A third possible explanation for Orbán’s rhetoric is more troubling. Hungary has long been pilloried in the international press for drifting towards authoritarianism. These criticisms are often overheated—the recent elections were vigorously contested by opposition parties, the internet remains free and open, and anti-Fidesz protests have not been violently suppressed. However, there are still enough warning signs to give even Orbán sympathizers pause. Banning any academic subject, however marginal, is a straightforward attack on freedom of inquiry. Hungary’s media landscape also exhibits worrying tendencies. The state television channel, often the only source of news in rural areas, has acquired a noticeable pro-Fidesz slant.

The ambiguity of Orbán’s own utterances give both his critics and defenders ample ammunition. In the above speech, Orbán’s praise of Vladimir Putin could be interpreted as a concession to the geopolitical realities of Eastern Europe—or it could be a sign of his genuine affinity for strongmen. Orbán also stresses the differences between Western and Central European social and political models. Taken at face value, this is an unobjectionable, even commonsensical, observation. It would be absurd for the governments of Hungary or Poland to slavishly ape their Western European counterparts. But his emphasis on a distinctly Central European approach recalls the rhetoric of Third World autocrats who have repeatedly justified repressive policies on the dubious grounds that their countries simply aren’t suitable for liberal democracy.

Talk of a Central European model also obscures the importance of Hungary’s own liberal tradition.
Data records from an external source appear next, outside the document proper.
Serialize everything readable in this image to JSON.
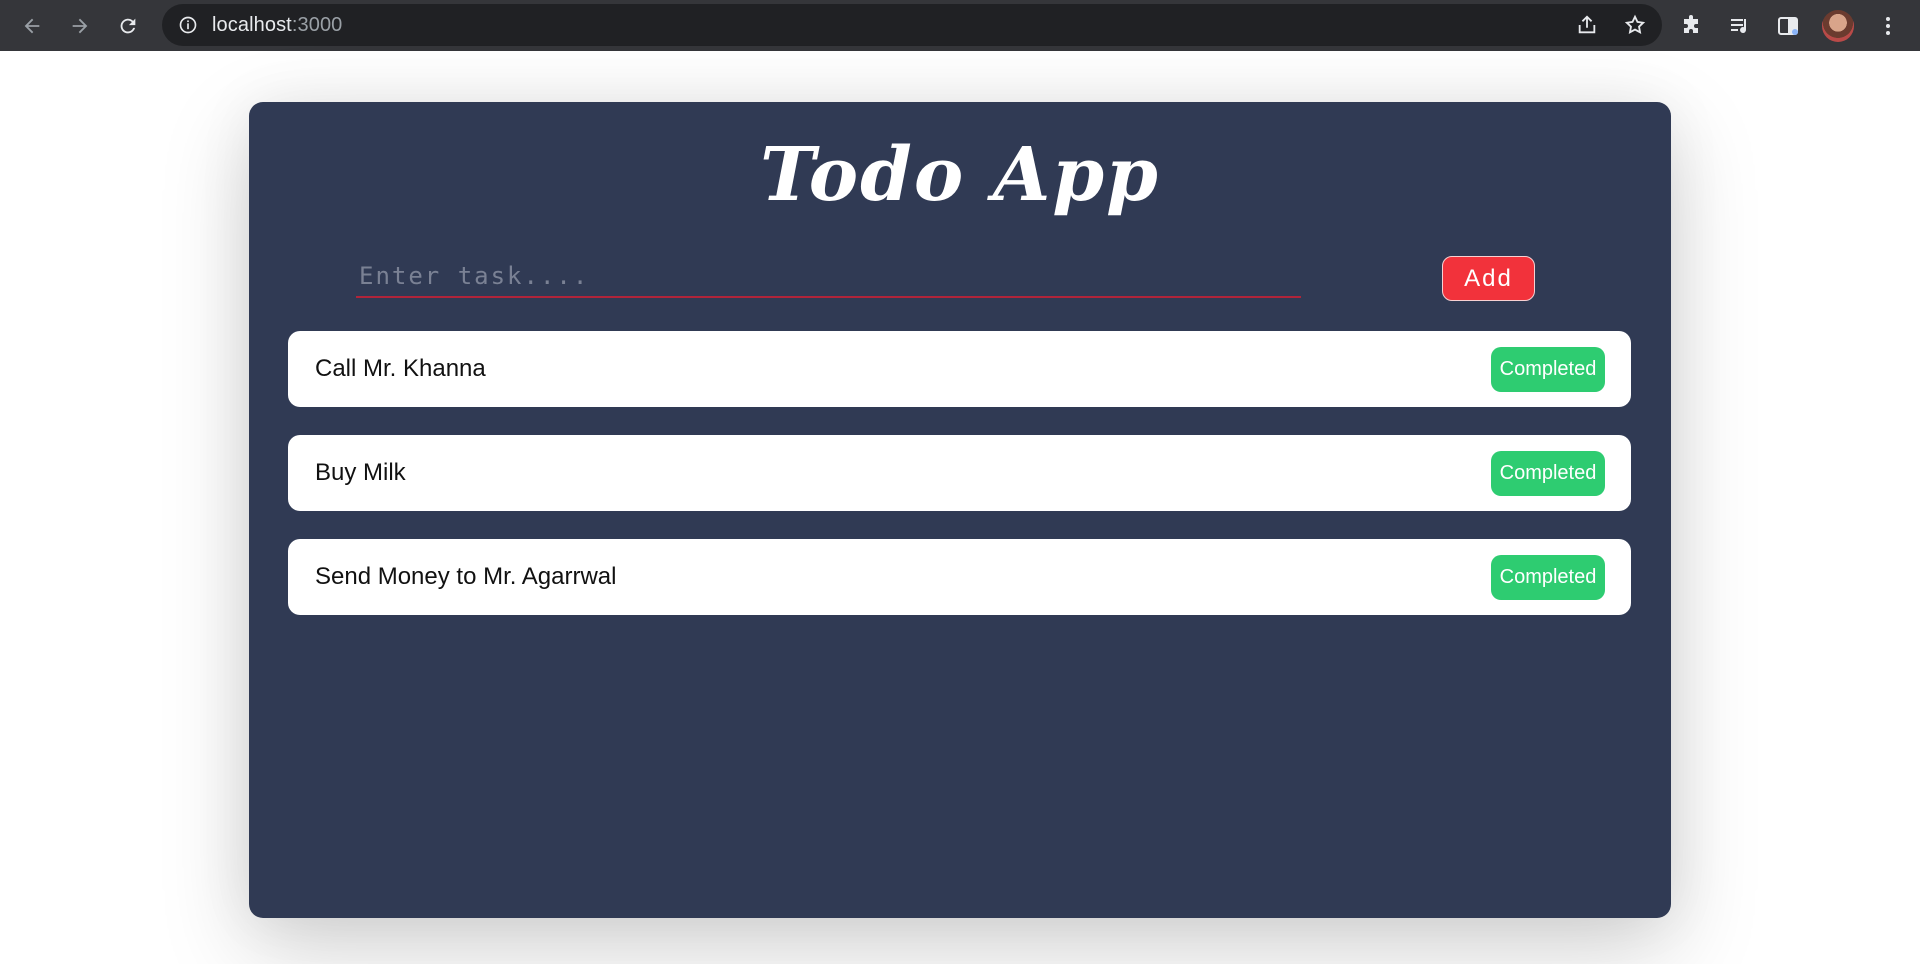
{
  "browser": {
    "url_host": "localhost",
    "url_port": ":3000"
  },
  "app": {
    "title": "Todo App",
    "input_placeholder": "Enter task....",
    "add_label": "Add",
    "tasks": [
      {
        "text": "Call Mr. Khanna",
        "status": "Completed"
      },
      {
        "text": "Buy Milk",
        "status": "Completed"
      },
      {
        "text": "Send Money to Mr. Agarrwal",
        "status": "Completed"
      }
    ]
  },
  "colors": {
    "card_bg": "#303a54",
    "add_button": "#f2323b",
    "status_button": "#2ecc71"
  }
}
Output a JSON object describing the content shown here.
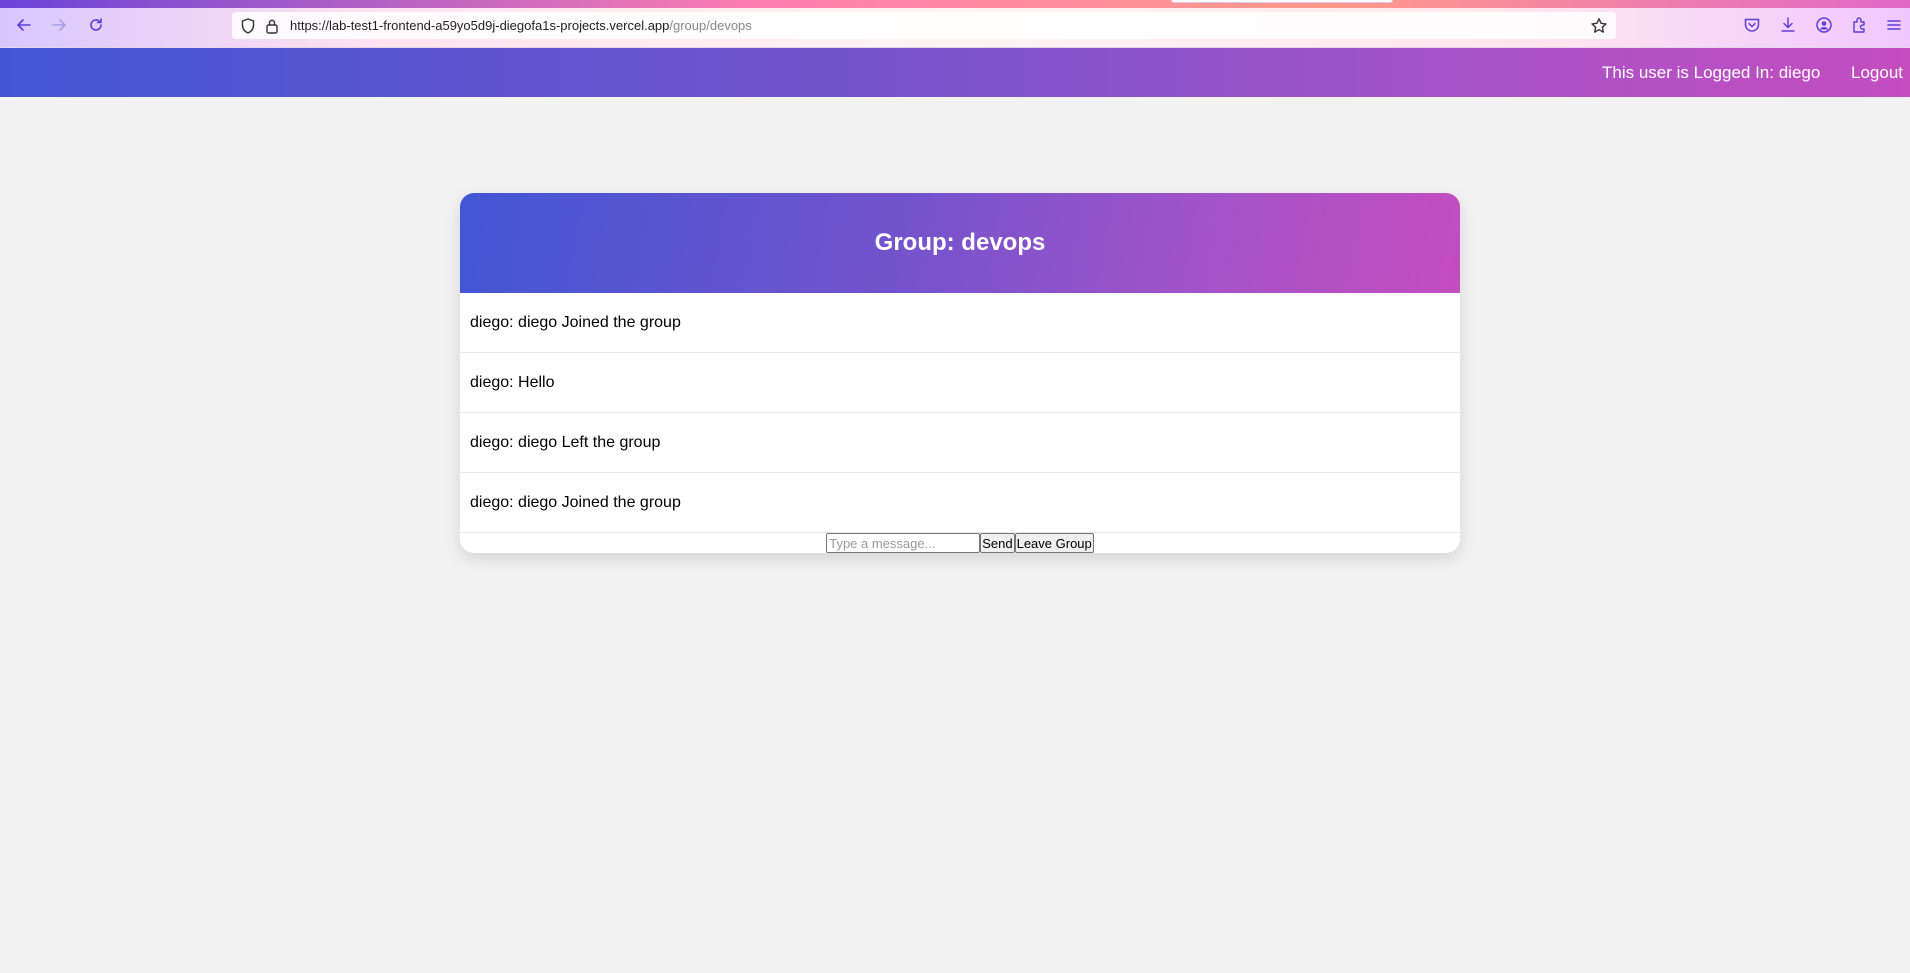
{
  "browser": {
    "url_host": "https://lab-test1-frontend-a59yo5d9j-diegofa1s-projects.vercel.app",
    "url_path": "/group/devops"
  },
  "navbar": {
    "logged_in_text": "This user is Logged In: diego",
    "logout_label": "Logout"
  },
  "group": {
    "title": "Group: devops",
    "messages": [
      "diego: diego Joined the group",
      "diego: Hello",
      "diego: diego Left the group",
      "diego: diego Joined the group"
    ],
    "composer": {
      "placeholder": "Type a message...",
      "send_label": "Send",
      "leave_label": "Leave Group"
    }
  }
}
The great Hungarian statesmen of the 19th century, whose names still adorn Budapest’s parks and monuments, were all classical liberals. The landmark 1848 rising against the Habsburg Monarchy was inspired by liberal nationalism. This streak of anti-authoritarianism clung to life even through the dark days of communism—in 1989, Hungary became the first Eastern Bloc country to hold free elections.

Indeed, the abrupt end of Hungary’s late 19th-century golden age is a cautionary tale. Just as the financial crisis and its aftermath exposed the weakness of the contemporary liberal order, Hungary’s liberal Victorian heyday was brought low by the combined pressures of international uncertainty, extreme nationalism, and rising economic anxiety. Orbán’s rhetoric even recalls the political language of that era. Writes the Hungarian-American professor John Lukacs, “Around 1900 the ‘Christian’ adjective became popular; yet…its connotation was merely negative, meaning non-Jewish, noncosmopolitan, non-Marxist.” After the First World War, Hungary’s authoritarian regime also took pains to emphasize its “Christian and national” character.

Many of Orbán’s critics indulge in absurd rhetorical excesses, and the preservation of a free society does not require an open-door immigration policy or absolute fealty to the European Union. But there are enough warning signs to worry, even for those who otherwise sympathize with Orbán’s politics. Let us hope that talk of “illiberal democracy” remains just that: talk.

Will Collins is an English teacher who lives and works in Eger, Hungary.